One of Wamstad's lawsuits—one he instigated—involved Ruth's Chris Steak House founder Ruth Fertel. Again, from the Observer:

Wamstad sued Ruth's Chris for slander in 1994 after the restaurant's newsletter suggested that the Knife and Fork Club of America, which produced a Top 10 list of steakhouses, was really a front for Del Frisco's. Del Frisco's regularly appeared among the top three on the list. Wamstad admitted in a civil suit deposition that he paid the producer of the list, Thomas J. Horan, more than $60,000 between 1989 and 1994. The suit was later settled....

Wamstad has demonstrated a flair for the dramatic, per the Observer profile:

...Wamstad created a little family to inhabit his grand steakhouse crowned with a 24-carat gold-leaf dome that stretches 55 feet into the air. He invented for himself the character Capt. Bob Cooper, a 257-year-old cross between a North Texas trading-post pioneer and the skyjacker who slipped away with a $200,000 ransom payment by parachuting from an airliner over Washington state in 1971. Capt. Cooper maintains his youth because he drank from the Fountain of Youth 200 years ago in East Texas, or so went the spin.

According to a press release (reprinted here), Wamstad grew up in Spokane and is moving to Seattle to run the Lost Lady American Cantina. The restaurant's website features "The History of the Lost Lady," a tale of the origins of the name from a ship lost at sea between Astoria, Oregon, and Seattle in 1915.

While Wamstad "plans to create a theatrical setting" for the Cantina according to the press release, the former Union Square Grill's faux-Deco interior appeared largely intact at the invitation-only opening party on Saturday night. At the height of the two-hour event, the bar was packed; banana, blackberry, and prickly-pear margaritas were served. An appetizer buffet included cheddar and pepperjack cheese, as well as an unusual cold hors d'oeuvre of a whole-wheat tortilla wrap containing pickles, tomatoes, and a mayonnaise-type sauce. A squadron of female waitstaff, wearing red wrap-front tops and belts with golden rings, served fajita platters in the dining rooms. One server said that the fajitas would be followed by a lobster course; another later said, "There was an idea about lobster, but it never came to fruition."

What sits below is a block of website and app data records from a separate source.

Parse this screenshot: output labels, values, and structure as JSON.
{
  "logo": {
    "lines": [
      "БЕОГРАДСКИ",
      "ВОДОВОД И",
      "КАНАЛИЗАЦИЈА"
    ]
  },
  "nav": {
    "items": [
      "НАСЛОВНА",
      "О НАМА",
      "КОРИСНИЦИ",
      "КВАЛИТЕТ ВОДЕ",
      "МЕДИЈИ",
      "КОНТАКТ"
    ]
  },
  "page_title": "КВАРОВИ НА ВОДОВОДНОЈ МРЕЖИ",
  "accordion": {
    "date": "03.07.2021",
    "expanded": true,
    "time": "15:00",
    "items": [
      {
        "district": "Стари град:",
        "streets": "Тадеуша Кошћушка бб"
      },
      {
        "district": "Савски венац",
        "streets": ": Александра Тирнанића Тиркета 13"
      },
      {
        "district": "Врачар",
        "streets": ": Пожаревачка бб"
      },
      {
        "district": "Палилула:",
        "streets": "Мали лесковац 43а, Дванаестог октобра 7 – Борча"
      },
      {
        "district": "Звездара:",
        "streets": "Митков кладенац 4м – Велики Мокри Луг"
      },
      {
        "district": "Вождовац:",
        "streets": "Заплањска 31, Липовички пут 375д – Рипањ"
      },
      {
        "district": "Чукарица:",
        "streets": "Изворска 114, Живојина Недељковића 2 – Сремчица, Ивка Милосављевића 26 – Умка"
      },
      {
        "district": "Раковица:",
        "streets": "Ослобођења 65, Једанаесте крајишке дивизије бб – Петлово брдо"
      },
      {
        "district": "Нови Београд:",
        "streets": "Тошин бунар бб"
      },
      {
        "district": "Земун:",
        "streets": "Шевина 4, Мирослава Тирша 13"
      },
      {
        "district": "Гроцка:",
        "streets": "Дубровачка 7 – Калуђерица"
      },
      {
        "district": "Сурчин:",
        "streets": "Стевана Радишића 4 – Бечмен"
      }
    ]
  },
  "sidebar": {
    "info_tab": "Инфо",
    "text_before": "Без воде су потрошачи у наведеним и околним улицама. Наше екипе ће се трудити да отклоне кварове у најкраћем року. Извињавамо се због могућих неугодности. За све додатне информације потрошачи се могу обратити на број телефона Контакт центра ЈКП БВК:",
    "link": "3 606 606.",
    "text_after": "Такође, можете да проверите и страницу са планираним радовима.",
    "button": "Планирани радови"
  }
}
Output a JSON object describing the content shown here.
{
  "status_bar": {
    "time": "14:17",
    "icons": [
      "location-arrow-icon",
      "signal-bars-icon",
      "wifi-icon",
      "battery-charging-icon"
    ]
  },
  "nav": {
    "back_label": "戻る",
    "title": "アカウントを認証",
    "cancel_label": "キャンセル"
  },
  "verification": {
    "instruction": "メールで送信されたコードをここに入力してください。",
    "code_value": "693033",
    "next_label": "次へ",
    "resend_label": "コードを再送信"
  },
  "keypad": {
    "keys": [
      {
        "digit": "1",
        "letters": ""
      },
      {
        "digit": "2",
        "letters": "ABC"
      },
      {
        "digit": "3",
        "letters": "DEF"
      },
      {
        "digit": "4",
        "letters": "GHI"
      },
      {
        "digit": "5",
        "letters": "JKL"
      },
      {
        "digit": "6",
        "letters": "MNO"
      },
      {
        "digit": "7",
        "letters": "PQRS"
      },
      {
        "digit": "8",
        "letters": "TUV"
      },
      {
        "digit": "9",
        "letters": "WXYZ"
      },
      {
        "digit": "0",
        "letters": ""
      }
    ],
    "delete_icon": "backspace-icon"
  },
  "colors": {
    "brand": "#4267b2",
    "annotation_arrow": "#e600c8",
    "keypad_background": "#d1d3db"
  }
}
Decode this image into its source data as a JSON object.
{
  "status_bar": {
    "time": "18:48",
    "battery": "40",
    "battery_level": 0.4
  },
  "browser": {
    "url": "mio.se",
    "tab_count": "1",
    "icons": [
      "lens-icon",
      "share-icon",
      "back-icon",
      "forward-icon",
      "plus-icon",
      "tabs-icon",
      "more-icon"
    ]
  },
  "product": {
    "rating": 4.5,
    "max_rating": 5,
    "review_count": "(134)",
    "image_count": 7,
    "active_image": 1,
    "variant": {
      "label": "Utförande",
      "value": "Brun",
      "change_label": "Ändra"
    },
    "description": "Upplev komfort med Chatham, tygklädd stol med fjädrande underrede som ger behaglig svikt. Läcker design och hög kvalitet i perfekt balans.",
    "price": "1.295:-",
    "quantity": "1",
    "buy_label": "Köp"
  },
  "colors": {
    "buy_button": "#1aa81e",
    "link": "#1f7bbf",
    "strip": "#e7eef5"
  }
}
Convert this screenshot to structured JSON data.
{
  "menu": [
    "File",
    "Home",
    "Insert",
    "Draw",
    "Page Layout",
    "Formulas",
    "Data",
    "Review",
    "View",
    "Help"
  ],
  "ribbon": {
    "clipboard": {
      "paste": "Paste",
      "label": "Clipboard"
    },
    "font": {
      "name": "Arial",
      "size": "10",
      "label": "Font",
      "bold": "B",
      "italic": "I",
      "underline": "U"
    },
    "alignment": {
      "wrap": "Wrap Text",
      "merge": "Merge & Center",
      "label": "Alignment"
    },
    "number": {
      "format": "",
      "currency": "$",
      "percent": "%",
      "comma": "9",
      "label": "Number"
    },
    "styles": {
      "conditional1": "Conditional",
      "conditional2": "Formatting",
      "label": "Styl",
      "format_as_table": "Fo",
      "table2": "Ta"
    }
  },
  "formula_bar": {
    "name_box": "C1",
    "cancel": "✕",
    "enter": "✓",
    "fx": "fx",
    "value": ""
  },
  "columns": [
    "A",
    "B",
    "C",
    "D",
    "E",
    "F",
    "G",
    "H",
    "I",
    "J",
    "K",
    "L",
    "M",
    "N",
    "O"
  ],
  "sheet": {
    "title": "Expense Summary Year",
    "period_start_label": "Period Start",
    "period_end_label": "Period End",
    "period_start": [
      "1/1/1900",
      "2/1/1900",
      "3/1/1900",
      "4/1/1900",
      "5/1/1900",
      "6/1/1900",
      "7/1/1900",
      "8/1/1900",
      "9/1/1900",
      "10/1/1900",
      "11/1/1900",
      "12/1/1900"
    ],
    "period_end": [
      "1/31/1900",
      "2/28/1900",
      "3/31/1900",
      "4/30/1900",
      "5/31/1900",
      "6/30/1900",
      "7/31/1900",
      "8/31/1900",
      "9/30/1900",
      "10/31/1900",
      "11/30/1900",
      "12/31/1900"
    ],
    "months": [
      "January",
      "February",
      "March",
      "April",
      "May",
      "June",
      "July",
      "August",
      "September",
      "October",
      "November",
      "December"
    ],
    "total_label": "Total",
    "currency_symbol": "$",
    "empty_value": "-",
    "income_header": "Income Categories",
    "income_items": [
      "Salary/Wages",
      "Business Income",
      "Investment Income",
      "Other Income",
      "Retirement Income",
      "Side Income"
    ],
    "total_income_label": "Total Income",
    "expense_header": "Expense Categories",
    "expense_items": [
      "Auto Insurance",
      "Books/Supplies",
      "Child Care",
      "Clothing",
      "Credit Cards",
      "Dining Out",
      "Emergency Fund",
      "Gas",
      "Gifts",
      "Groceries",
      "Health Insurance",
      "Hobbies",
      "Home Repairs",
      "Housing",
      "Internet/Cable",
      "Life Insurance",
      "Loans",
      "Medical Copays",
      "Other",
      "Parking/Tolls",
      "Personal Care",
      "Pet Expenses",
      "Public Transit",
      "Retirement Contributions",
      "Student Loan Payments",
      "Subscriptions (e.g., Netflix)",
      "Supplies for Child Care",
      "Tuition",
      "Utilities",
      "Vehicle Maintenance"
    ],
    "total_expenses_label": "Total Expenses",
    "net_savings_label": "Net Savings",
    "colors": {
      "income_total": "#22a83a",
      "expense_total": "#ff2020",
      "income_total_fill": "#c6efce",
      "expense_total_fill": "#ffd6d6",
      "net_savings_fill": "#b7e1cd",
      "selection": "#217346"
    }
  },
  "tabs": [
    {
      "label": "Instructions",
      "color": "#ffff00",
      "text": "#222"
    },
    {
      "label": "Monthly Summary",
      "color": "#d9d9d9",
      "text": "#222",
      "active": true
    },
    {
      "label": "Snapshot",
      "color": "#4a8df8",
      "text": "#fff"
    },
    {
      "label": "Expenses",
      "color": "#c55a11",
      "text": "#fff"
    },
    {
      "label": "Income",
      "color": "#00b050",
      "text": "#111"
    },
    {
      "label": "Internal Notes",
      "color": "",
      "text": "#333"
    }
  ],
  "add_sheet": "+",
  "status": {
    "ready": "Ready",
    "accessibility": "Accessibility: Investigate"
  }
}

Wamstad declined to be interviewed for the 2000 Dallas Observer article. Calls to the Lost Lady American Cantina and to the public relations firm seeking Wamstad's comment have not yet been returned.